Saachi Thunderbolt 4 Dock It offers multiple ports, including three Thunderbolt 4 ports, four USB-A ports, Gigabit Ethernet, a UHS-II card reader, and a 3.5mm audio jack, to increase the versatility of your Mac setup at $299.
Thunderbolt allows data to be transferred from all ports via a single cable connected to your host device. While not all Macs have a Thunderbolt 4 port, Thunderbolt 4 is backward compatible, which means that most Mac models since 2016 should work with Satechi’s Thunderbolt 4 Dock, as well as the latest iPad Pro Models. The dock comes with a US power adapter and a short Thunderbolt 4 cable. Many competitors still use Thunderbolt 3, so Satechi’s Thunderbolt 4 dock is a great way to get the latest specs.
The dock has a compact and premium appearance with an elegant aluminum chassis. It has a tapered design, with recesses on both sides containing glossy black plastic with slots for the various ports. Although this is a minor concern, I found it difficult to remove the protective film on the glossy plastic as it is sunken deep inside the case.
Rubber feet on the underside of the curb prevent it from slipping on surfaces and the overall design feels solid and sturdy. The anodized aluminum finish matches closely with Apple’s Space Gray, which is perfect for a consistent setup that offers that color of choice for your Apple device, but I wish Satechi would offer a silver option as well.
Thunderbolt 4 Dock is a “plug and play” device, and does not require any additional software or drivers. It features a single Thunderbolt 4 host port that must be connected directly to your Mac or iPad Pro. Simply plug the dock into power and connect the Thunderbolt cable from the host device’s Thunderbolt port to a port on your Mac, and you’re ready to go.
In my experience, it’s easiest to set up the dock with a single Mac All-in-One like a MacBook Pro or iMac. When you want to use an external monitor, things need to be thought of more carefully. My LG UltraFine Thunderbolt display didn’t seem to work when connected to one of the three non-host Thunderbolt 4 ports, which meant I had to connect any displays I wanted to use directly to my Mac. Satechi claims that the dock supports dual 4K HDMI output up to 60Hz, so I guess this is just an issue with my LG UltraFine display, not a reflection on the Satechi dock.

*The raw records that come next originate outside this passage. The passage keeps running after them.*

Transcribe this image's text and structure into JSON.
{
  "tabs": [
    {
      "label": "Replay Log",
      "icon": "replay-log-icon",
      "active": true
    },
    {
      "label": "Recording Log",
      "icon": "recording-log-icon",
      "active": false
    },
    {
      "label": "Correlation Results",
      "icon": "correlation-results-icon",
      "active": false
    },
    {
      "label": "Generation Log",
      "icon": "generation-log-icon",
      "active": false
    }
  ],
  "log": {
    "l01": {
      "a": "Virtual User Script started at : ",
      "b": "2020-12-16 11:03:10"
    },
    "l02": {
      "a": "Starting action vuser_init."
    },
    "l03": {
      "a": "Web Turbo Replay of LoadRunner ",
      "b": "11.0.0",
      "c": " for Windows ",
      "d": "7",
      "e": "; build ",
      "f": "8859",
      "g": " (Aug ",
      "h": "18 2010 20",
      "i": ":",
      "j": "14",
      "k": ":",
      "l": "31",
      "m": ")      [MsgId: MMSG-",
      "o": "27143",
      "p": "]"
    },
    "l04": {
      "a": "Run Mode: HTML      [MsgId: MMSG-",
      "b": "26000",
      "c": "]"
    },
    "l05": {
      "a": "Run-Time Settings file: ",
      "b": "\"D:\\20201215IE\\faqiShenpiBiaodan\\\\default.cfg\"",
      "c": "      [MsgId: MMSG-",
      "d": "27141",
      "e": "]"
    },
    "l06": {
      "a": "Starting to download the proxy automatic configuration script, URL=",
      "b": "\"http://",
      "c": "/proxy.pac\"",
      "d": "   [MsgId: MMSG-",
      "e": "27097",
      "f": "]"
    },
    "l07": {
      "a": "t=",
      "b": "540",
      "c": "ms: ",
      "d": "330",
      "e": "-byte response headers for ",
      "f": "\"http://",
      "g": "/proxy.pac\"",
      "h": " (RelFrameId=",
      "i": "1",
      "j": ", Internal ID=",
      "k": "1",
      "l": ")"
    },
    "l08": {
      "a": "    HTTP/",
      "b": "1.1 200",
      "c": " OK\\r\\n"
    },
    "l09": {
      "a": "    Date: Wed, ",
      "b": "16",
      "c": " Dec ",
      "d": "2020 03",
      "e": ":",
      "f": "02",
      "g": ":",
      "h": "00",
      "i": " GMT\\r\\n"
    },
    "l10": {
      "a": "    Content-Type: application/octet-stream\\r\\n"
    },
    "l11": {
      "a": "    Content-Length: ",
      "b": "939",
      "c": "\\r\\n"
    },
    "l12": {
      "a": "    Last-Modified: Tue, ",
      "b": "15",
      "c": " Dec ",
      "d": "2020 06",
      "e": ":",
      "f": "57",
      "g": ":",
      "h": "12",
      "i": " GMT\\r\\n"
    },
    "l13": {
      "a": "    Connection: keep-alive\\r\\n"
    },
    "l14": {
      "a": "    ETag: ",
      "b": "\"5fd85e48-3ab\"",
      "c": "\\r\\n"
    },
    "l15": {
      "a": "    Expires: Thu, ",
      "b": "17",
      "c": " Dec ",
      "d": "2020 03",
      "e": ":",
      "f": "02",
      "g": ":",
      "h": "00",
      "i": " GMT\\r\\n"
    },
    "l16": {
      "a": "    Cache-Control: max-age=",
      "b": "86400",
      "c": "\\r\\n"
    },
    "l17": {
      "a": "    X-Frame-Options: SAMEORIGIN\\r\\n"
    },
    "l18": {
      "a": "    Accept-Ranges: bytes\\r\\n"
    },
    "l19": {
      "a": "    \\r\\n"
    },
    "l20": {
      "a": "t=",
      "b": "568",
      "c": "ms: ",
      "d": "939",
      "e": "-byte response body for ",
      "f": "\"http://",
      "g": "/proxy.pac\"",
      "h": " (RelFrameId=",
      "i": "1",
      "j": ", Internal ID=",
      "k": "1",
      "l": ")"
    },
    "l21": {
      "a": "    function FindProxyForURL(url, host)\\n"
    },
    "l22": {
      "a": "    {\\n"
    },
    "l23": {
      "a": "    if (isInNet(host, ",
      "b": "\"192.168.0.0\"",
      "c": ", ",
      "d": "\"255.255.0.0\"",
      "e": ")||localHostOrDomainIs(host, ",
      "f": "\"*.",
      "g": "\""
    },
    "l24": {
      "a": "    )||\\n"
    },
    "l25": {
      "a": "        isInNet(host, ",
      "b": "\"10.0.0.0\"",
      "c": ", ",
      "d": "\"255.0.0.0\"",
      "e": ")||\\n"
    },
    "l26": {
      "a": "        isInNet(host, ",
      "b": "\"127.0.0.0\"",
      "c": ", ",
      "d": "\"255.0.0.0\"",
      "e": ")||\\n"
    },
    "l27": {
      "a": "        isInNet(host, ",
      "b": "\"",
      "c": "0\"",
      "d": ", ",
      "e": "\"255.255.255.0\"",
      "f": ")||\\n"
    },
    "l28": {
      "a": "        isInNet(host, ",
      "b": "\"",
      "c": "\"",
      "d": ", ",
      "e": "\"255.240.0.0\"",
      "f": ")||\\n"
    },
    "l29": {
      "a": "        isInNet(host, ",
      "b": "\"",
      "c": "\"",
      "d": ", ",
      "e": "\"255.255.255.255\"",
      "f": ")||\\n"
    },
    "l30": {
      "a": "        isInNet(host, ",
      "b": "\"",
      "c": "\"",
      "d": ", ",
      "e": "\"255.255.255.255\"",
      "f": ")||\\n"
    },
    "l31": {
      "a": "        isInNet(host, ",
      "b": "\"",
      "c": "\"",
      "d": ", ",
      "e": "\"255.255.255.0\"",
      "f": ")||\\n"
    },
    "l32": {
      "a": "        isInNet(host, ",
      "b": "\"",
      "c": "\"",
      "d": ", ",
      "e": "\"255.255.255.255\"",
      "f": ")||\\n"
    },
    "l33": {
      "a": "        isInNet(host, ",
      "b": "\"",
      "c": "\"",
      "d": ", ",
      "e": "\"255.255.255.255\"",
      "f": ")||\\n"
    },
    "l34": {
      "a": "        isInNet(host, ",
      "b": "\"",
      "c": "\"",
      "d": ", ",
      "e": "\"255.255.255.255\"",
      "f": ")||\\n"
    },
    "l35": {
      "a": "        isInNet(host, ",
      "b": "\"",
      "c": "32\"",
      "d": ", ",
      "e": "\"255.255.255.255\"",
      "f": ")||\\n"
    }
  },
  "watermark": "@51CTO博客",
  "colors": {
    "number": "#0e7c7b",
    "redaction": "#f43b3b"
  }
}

You can connect up to three USB-C devices to the Thunderbolt 4 ports on the dock, with support for 40Gbps data transfer and 15W charging on each port. The three USB-A 3.2 data ports are ideal for fast data transfers and backups at transfer speeds of up to 10Gbps. When I maxed out the ports with devices like external hard drives, some accessories seemed to take a lot of power and give a warning in macOS, but the dock generally seems to handle a lot of hardware very well. The single USB-A charging port can be used to power or charge a device with up to 7.5 watts of power, and there’s also a Gigabit Ethernet port and a UHS-II card reader slot, which seems to work perfectly.
Overall, Satechi’s Thunderbolt 4 Dock provides a great way to simplify cable management, especially for MacBooks, and expand your Mac’s choice of ports in more demanding settings and with a single, fast and reliable connection.
how can I buy
Satechi Thunderbolt 4 Dock is available from Satechi’s website. Note that it only comes with a US power adapter.
Note: MacRumors is an affiliate partner of Satechi. When you click on a link and make a purchase, we may receive a small payment, which helps us keep the Site running. Satechi provided MacRumors with Thunderbolt 4 Dock for the purpose of this review. No further compensation was received.